Trade a chicken for a lobster! Sounds ijmpossible but it is! The handful of fishermen on La Tortuga during the lobster season live on a strict diet of fish, and they're more than happy to trade a lobster for a chicken if they have the chance. So bring a couple of frozen chickens with you - and leave it up to them: they'll treat you to the most...more
What's a puri puri? A really tiny insignificant midge which bites... so small that when it bites you you think that such a creature can't harm you! How false!
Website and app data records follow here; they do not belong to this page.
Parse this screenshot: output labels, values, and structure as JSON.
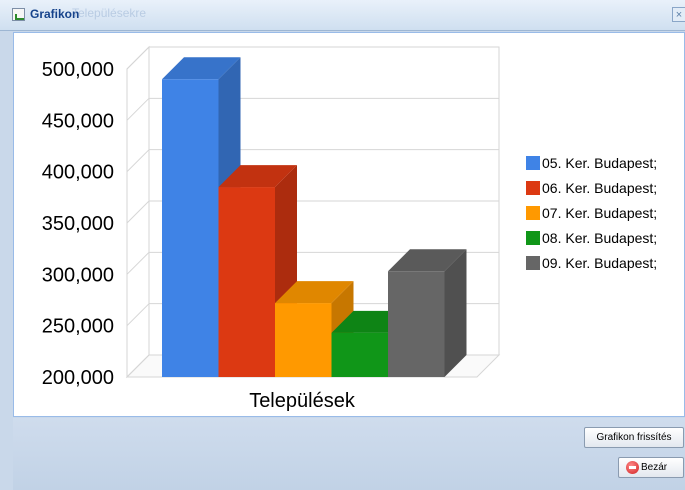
{
  "window": {
    "title": "Grafikon",
    "background_title": "Településekre",
    "close_glyph": "×"
  },
  "buttons": {
    "refresh_label": "Grafikon frissítés",
    "close_label": "Bezár"
  },
  "icons": {
    "title": "chart-window-icon",
    "close": "close-icon",
    "bezar": "red-circle-close-icon"
  },
  "chart_data": {
    "type": "bar",
    "title": "",
    "xlabel": "Települések",
    "ylabel": "",
    "categories": [
      "Települések"
    ],
    "ylim": [
      200000,
      500000
    ],
    "yticks": [
      "500,000",
      "450,000",
      "400,000",
      "350,000",
      "300,000",
      "250,000",
      "200,000"
    ],
    "ytick_values": [
      500000,
      450000,
      400000,
      350000,
      300000,
      250000,
      200000
    ],
    "legend_position": "right",
    "grid": true,
    "three_d": true,
    "series": [
      {
        "name": "05. Ker. Budapest;",
        "values": [
          490000
        ],
        "color": "#3f83e6"
      },
      {
        "name": "06. Ker. Budapest;",
        "values": [
          385000
        ],
        "color": "#dc3912"
      },
      {
        "name": "07. Ker. Budapest;",
        "values": [
          272000
        ],
        "color": "#ff9900"
      },
      {
        "name": "08. Ker. Budapest;",
        "values": [
          243000
        ],
        "color": "#109618"
      },
      {
        "name": "09. Ker. Budapest;",
        "values": [
          303000
        ],
        "color": "#666666"
      }
    ]
  }
}
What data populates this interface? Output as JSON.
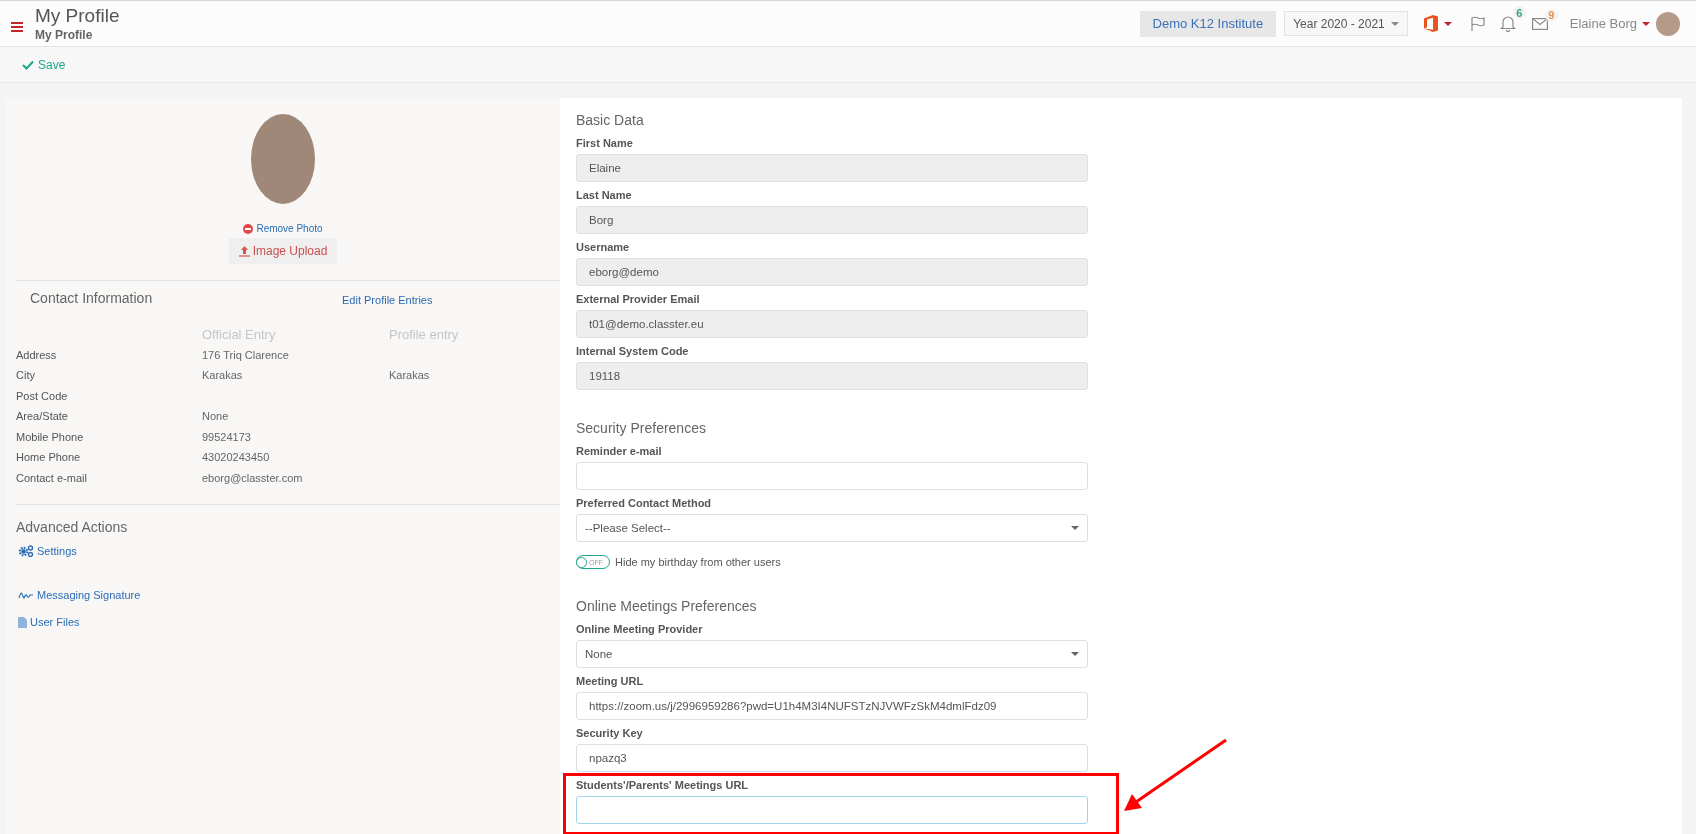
{
  "header": {
    "title": "My Profile",
    "subtitle": "My Profile",
    "institute": "Demo K12 Institute",
    "year": "Year 2020 - 2021",
    "notifications": [
      {
        "kind": "bell",
        "count": "6",
        "color": "#3aa38f"
      },
      {
        "kind": "mail",
        "count": "9",
        "color": "#f0914a"
      }
    ],
    "user_name": "Elaine Borg"
  },
  "toolbar": {
    "save": "Save"
  },
  "profile": {
    "remove_photo": "Remove Photo",
    "image_upload": "Image Upload",
    "contact": {
      "title": "Contact Information",
      "edit_link": "Edit Profile Entries",
      "columns": [
        "Official Entry",
        "Profile entry"
      ],
      "rows": [
        {
          "label": "Address",
          "official": "176 Triq Clarence"
        },
        {
          "label": "City",
          "official": "Karakas",
          "profile": "Karakas"
        },
        {
          "label": "Post Code"
        },
        {
          "label": "Area/State",
          "official": "None"
        },
        {
          "label": "Mobile Phone",
          "official": "99524173"
        },
        {
          "label": "Home Phone",
          "official": "43020243450"
        },
        {
          "label": "Contact e-mail",
          "official": "eborg@classter.com"
        }
      ]
    },
    "advanced": {
      "title": "Advanced Actions",
      "actions": [
        {
          "kind": "settings",
          "label": "Settings"
        },
        {
          "kind": "signature",
          "label": "Messaging Signature"
        },
        {
          "kind": "files",
          "label": "User Files"
        }
      ]
    }
  },
  "sections": [
    {
      "title": "Basic Data",
      "items": [
        {
          "kind": "input",
          "label": "First Name",
          "value": "Elaine",
          "readonly": true
        },
        {
          "kind": "input",
          "label": "Last Name",
          "value": "Borg",
          "readonly": true
        },
        {
          "kind": "input",
          "label": "Username",
          "value": "eborg@demo",
          "readonly": true
        },
        {
          "kind": "input",
          "label": "External Provider Email",
          "value": "t01@demo.classter.eu",
          "readonly": true
        },
        {
          "kind": "input",
          "label": "Internal System Code",
          "value": "19118",
          "readonly": true
        }
      ]
    },
    {
      "title": "Security Preferences",
      "items": [
        {
          "kind": "input",
          "label": "Reminder e-mail",
          "readonly": false
        },
        {
          "kind": "select",
          "label": "Preferred Contact Method",
          "value": "--Please Select--"
        },
        {
          "kind": "toggle",
          "label": "Hide my birthday from other users",
          "state_text": "OFF",
          "on": false
        }
      ]
    },
    {
      "title": "Online Meetings Preferences",
      "items": [
        {
          "kind": "select",
          "label": "Online Meeting Provider",
          "value": "None"
        },
        {
          "kind": "input",
          "label": "Meeting URL",
          "value": "https://zoom.us/j/2996959286?pwd=U1h4M3I4NUFSTzNJVWFzSkM4dmlFdz09",
          "readonly": false
        },
        {
          "kind": "input",
          "label": "Security Key",
          "value": "npazq3",
          "readonly": false
        },
        {
          "kind": "input",
          "label": "Students'/Parents' Meetings URL",
          "readonly": false,
          "focused": true
        }
      ]
    }
  ]
}
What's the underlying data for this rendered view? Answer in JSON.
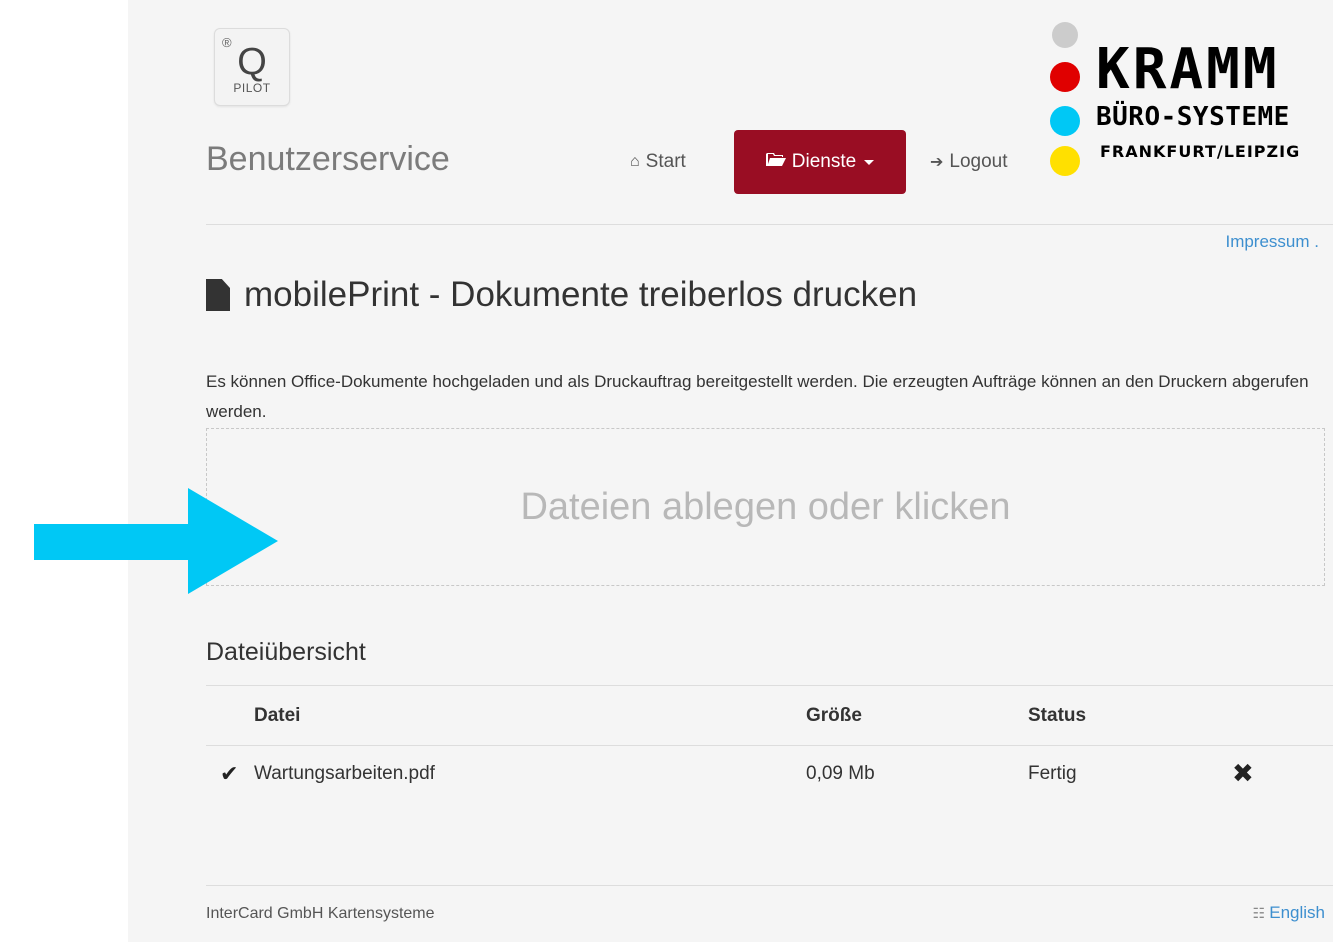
{
  "header": {
    "app_logo_text": "Q",
    "app_logo_sub": "PILOT",
    "app_logo_reg": "®",
    "brand_title": "Benutzerservice"
  },
  "nav": {
    "start": "Start",
    "dienste": "Dienste",
    "logout": "Logout",
    "active_color": "#990d23"
  },
  "partner_logo": {
    "line1": "KRAMM",
    "line2": "BÜRO-SYSTEME",
    "line3": "FRANKFURT/LEIPZIG",
    "dot_colors": [
      "#cccccc",
      "#e00000",
      "#00c8f5",
      "#ffe000"
    ]
  },
  "links": {
    "impressum": "Impressum ."
  },
  "main": {
    "title": "mobilePrint - Dokumente treiberlos drucken",
    "description": "Es können Office-Dokumente hochgeladen und als Druckauftrag bereitgestellt werden. Die erzeugten Aufträge können an den Druckern abgerufen werden.",
    "dropzone_label": "Dateien ablegen oder klicken"
  },
  "file_overview": {
    "title": "Dateiübersicht",
    "columns": [
      "Datei",
      "Größe",
      "Status"
    ],
    "rows": [
      {
        "name": "Wartungsarbeiten.pdf",
        "size": "0,09 Mb",
        "status": "Fertig"
      }
    ]
  },
  "footer": {
    "company": "InterCard GmbH Kartensysteme",
    "language": "English"
  },
  "annotation": {
    "arrow_color": "#00c8f5"
  }
}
Right after you're bitten you don't feel anything but... the puri puri is vicious: wait 24 hours and its bite will drive you mad for the following 72... you simply won't be able to stop scratching courself, and you'll soon be covered by red dots as if you had some disease. ot dangerous at all
long trousers and a light long-slieved blouse to prtect yourself from puri-puri's if you stay overnight (see warning tip)
Toiletries and Medical Supplies: toilet paper is quite important. bring also the medicines you may need.
Camping/Beach/Outdoor Gear: swimsuit and towel are essential. And sunblock: lots of it.
Miscellaneous: bring plenty of water - more than you'll think you'll need: there's no fresh water on the island.
Relax and swim... swim and relax... that's all you can do on La Tortuga. Maybe eat something in between but that's it!
Equipment: Bathing suit (optional, I would say, as there's really no people except a fisherman or two) and a towel. Fin and a mask are a good bet, too, so that you can snorkel around and enjoy the colourful fishes.
Isla La Tortuga is a deserted heaven halfway between Isla Margarita and Puerto La Cruz. It's 1big island (the second biggest in Venezuela) and 3 smaller ones of real paradise. The islands are uninhabited, with the exception of a handful of fishermen during the lobster season. It's a perfect hideout, but apparently I have not been the first person to think so: in the 17th century pirates used it as a cove, and later on, at the time of Simon Bolivar's revolution, rich Spanish families used the island to hid their treasures.
Fondest memory: The clear transparent waters... from turquoise to light green to white. And then it's perfect quiet and the fact that it's truly unspoilt. Beaches are white and as clean as they could be. There's no transportation there: you either need to rent a yacht or a private plane to get there - and once there you need to be completely self-sufficient. Twice I went there, and twice I had the beaches to myself only.